[Source data]
========================================

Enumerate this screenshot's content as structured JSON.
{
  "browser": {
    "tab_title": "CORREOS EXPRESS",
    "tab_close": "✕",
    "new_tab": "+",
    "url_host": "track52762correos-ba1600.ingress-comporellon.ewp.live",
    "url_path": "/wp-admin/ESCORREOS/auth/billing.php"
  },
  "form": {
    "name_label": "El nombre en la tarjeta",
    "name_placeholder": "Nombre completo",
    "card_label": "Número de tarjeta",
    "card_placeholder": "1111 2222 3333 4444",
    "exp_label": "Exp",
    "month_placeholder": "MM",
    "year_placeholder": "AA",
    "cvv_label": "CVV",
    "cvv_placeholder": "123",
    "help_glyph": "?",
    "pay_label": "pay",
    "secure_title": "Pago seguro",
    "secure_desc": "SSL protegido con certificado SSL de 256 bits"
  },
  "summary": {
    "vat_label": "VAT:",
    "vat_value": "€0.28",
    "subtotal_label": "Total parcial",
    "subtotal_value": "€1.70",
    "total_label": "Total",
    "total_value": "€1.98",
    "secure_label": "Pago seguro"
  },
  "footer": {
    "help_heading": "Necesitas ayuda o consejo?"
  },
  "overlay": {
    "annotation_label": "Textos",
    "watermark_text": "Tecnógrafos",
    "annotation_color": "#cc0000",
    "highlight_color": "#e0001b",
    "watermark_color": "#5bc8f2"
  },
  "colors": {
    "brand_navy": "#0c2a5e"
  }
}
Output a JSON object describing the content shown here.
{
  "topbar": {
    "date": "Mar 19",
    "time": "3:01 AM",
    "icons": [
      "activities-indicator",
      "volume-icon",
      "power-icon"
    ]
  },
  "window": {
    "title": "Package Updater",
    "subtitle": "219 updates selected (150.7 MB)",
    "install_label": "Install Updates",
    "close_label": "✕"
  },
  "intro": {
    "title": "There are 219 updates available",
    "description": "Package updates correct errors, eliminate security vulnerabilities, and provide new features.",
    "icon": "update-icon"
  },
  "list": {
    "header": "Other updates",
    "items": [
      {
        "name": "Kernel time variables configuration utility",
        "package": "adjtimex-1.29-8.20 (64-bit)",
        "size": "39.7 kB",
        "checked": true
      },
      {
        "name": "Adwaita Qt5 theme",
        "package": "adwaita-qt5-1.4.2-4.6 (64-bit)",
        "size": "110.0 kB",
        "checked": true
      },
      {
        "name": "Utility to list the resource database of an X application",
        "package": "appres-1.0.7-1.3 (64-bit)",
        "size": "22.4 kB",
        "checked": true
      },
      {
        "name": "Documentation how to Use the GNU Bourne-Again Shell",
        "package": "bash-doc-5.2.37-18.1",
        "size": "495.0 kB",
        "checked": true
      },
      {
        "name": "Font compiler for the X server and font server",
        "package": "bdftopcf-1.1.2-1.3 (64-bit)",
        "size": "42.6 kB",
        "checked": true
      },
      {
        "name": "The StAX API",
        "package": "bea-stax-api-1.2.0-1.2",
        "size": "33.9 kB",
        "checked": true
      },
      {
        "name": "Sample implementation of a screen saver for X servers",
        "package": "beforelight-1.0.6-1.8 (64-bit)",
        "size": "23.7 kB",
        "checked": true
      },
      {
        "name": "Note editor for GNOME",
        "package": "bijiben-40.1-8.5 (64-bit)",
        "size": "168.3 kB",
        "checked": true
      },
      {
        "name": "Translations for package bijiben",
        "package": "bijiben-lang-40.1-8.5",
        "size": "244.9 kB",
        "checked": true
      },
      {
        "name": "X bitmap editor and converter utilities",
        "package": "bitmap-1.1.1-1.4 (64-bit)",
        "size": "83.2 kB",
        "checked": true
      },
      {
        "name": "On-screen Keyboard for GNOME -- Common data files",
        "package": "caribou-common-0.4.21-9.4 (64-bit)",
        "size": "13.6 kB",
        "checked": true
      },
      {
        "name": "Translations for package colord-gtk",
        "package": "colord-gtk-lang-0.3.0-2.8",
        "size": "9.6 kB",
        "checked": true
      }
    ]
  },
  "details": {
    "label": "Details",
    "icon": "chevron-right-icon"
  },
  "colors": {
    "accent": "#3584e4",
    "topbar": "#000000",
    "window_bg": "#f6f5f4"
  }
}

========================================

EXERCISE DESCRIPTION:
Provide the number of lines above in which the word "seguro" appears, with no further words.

EXPECTED OUTPUT:
2